SBC has been reminded to deploy the remaining 2022 microlending funds to the MSMEs to mitigate the impact of inflation.
Rep. Bernadette Herrera reminded the Small Business Corporation (SBC) to disburse all 2022 microlending funds they currently have until December 31.
SBS is an affiliate and the financing arm of the Department of Trade and Industry (DTI) with the mission of providing financial initiatives for Micro, Small, and Medium Enterprises (MSMEs).
Microlending is one of the most immediate and effective ways to mitigate the impact of high inflation, fuel prices, and bank financing rates.
Because SBC will receive the new 2023 microlending funds in next year's budget, any remaining 2022 SBC loanable funds for MSMEs should be distributed by end of the year in accordance with the 2022 General Appropriations Act.
SBC received a P2 billion national government subsidy for the “Pondo para sa Pagbabago at Pag-Asenso (P3)” which is a microfinance program for the MSMEs.
“By now, SBC should have addressed their personnel shortages they complained of months ago.” Herrera said.
However, SBC replied that they were unable to swiftly disburse their P3 program funding because their personnel complement was insufficient to satisfy the high volume of P3 microlending applications.
If SBC will not be able to attend to this situation, they would be held accountable in the weeks ahead.
Herrera said that the DTI should deploy discounted consumer goods with the holidays nearing.
DTI can do strategic deployment of discounted consumer products and noche buena items to groups of informal settlers in the coming weeks because they are the ones who need those discounted goods the most.

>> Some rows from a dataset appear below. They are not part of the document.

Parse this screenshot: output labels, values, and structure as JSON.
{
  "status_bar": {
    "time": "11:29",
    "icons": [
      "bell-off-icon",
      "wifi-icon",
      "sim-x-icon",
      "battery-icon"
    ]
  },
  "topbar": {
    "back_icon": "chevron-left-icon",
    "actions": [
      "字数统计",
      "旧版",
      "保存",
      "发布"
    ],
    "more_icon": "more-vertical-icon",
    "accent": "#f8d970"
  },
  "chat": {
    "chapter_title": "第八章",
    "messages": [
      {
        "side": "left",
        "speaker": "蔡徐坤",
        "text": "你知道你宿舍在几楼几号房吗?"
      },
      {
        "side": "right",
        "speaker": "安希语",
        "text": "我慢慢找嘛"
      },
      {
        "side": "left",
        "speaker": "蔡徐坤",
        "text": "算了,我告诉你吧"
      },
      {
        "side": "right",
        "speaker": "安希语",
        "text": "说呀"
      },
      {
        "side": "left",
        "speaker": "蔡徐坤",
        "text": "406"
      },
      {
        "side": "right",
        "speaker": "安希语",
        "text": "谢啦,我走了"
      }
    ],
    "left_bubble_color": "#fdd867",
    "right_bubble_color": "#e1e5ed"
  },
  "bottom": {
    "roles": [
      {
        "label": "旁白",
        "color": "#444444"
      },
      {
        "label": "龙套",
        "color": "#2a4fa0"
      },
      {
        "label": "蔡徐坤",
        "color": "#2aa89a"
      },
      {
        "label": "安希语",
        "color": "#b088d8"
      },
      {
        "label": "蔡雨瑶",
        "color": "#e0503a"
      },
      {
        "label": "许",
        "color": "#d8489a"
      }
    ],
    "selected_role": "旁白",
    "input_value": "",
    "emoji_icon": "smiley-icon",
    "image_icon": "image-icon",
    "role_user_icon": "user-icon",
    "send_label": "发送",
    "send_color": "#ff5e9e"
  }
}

“They can deploy in November and build up to December so the poor in informal settler communities in the cities can have food and necessities to make it through Christmas and into the new year.” Herrera added.
Tags: #SBC, #Funding, #Inflation, #DTI